A single-use active RFID tag for patient location from Radianse is designed to maximize comfort, safety, and convenience across a patient's length of stay. The wristwatch-sized device can even be worn safely in the shower. The single-use tag can be slipped onto a patient's ID wrist band or a hospital can choose to print patient information on tamper-resistant wrist bands using existing printers.
The tag has a button that can be programmed based on the patient's location. A button push, for instance, might signal the patient is ready for transport.
"By assigning a Radianse location tag at admission and associating it with one patient throughout length of stay, caregivers can know where a patient is at any time. For example, this makes it faster to respond in situations such as when an ambulatory patient's vital-signs monitor sends an alarm," said Mike Dempsey of Radianse.
"If a hospital has a patient flow application from a Radianse partner, even patients' families can securely access where a patient is in a care process," added Dempsey.
The new single-use active-RFID location tags work with a Radianse IPS just as the company's reusable location tags do, transmitting continuous radio signals to Radianse receivers. These receivers plug into a hospital's existing wired or wireless LAN with no danger of interfering with mission-critical clinical applications or devices.
Massachusetts General Hospital has been using a Radianse IPS for patient location and to locate a volunteer sample of staff in the Operating Room of the Future for more than two years. Patient location is being extended to the Department of Radiology to allow tracking of surgical patients who spend time in Radiology as part of their plan of care.
Julian M. Goldman, M.D. said: "Using patient location helps us to optimize how we move patients through the perioperative process. We can determine where our patients are located and when things are completed, so we can efficiently and safely move them to the next stage of care. Patients are delighted to learn that we have new ways to monitor them and make sure they are safely moving through the hospital."

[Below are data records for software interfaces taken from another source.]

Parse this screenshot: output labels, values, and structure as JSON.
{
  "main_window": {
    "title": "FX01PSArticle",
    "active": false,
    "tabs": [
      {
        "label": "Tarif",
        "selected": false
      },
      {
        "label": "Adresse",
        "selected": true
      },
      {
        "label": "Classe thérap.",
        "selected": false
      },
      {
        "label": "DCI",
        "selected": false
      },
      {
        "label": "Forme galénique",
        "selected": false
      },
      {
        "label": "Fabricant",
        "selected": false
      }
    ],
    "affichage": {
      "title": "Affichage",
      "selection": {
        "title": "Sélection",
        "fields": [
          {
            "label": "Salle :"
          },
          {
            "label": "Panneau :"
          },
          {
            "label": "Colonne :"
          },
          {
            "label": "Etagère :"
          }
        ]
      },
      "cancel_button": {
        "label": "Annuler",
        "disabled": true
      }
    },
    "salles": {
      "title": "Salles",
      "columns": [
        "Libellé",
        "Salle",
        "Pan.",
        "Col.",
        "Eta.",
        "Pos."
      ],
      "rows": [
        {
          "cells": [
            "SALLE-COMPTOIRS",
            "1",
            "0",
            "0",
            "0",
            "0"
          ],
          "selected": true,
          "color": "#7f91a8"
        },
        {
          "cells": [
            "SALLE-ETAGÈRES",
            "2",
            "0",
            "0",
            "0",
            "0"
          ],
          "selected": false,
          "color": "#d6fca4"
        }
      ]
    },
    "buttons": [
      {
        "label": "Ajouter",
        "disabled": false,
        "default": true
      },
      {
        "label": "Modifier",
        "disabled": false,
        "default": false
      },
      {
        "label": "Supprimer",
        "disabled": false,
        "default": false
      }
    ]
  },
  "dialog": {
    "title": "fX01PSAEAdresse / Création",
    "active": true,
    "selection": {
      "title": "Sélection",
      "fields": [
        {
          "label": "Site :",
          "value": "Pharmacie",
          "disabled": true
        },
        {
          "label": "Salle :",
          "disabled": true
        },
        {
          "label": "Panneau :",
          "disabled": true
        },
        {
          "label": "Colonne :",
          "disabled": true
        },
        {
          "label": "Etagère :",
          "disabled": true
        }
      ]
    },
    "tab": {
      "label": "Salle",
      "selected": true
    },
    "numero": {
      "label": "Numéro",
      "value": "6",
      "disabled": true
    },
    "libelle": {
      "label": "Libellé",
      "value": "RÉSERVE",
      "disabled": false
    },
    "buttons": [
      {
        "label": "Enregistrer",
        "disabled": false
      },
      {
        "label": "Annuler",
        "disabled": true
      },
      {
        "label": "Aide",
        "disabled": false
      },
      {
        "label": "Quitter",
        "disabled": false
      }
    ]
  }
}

The hospital is preparing to track equipment using a Radianse IPS and will evaluate the Radianse single-use tags for patient location.
The Radianse single-use active-RFID location tag is scheduled for commercial shipments in the second half of 2005 after trials at select Radianse installations across the U.S.
Radianse provides indoor positioning solutions to track medical equipment, patients, and staff.